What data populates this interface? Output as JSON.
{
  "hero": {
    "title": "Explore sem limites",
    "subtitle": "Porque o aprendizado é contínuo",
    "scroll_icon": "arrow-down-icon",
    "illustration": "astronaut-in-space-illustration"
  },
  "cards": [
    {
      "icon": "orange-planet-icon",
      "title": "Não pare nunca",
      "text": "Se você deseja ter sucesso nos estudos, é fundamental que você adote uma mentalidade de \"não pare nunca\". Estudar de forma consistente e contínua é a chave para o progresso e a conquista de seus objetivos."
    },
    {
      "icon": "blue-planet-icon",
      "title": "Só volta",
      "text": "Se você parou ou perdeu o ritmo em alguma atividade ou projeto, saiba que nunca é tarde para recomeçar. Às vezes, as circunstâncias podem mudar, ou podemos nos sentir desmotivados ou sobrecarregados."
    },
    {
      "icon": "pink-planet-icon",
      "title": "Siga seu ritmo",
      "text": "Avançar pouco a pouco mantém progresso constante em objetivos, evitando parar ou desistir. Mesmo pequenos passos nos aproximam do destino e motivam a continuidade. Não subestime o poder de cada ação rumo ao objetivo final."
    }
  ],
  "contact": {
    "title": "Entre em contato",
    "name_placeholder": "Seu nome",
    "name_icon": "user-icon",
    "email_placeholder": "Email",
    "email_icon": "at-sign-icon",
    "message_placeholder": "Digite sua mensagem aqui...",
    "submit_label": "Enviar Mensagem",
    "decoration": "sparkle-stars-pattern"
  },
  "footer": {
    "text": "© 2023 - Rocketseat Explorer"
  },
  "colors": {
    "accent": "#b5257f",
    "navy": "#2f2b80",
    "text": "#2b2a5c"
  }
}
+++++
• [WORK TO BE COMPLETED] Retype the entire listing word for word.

• [RESPONSE AREA]
What data populates this interface? Output as JSON.
{
  "hero": {
    "title": "Explore sem limites",
    "subtitle": "Porque o aprendizado é contínuo",
    "scroll_icon": "arrow-down-icon",
    "illustration": "astronaut-in-space-illustration"
  },
  "cards": [
    {
      "icon": "orange-planet-icon",
      "title": "Não pare nunca",
      "text": "Se você deseja ter sucesso nos estudos, é fundamental que você adote uma mentalidade de \"não pare nunca\". Estudar de forma consistente e contínua é a chave para o progresso e a conquista de seus objetivos."
    },
    {
      "icon": "blue-planet-icon",
      "title": "Só volta",
      "text": "Se você parou ou perdeu o ritmo em alguma atividade ou projeto, saiba que nunca é tarde para recomeçar. Às vezes, as circunstâncias podem mudar, ou podemos nos sentir desmotivados ou sobrecarregados."
    },
    {
      "icon": "pink-planet-icon",
      "title": "Siga seu ritmo",
      "text": "Avançar pouco a pouco mantém progresso constante em objetivos, evitando parar ou desistir. Mesmo pequenos passos nos aproximam do destino e motivam a continuidade. Não subestime o poder de cada ação rumo ao objetivo final."
    }
  ],
  "contact": {
    "title": "Entre em contato",
    "name_placeholder": "Seu nome",
    "name_icon": "user-icon",
    "email_placeholder": "Email",
    "email_icon": "at-sign-icon",
    "message_placeholder": "Digite sua mensagem aqui...",
    "submit_label": "Enviar Mensagem",
    "decoration": "sparkle-stars-pattern"
  },
  "footer": {
    "text": "© 2023 - Rocketseat Explorer"
  },
  "colors": {
    "accent": "#b5257f",
    "navy": "#2f2b80",
    "text": "#2b2a5c"
  }
}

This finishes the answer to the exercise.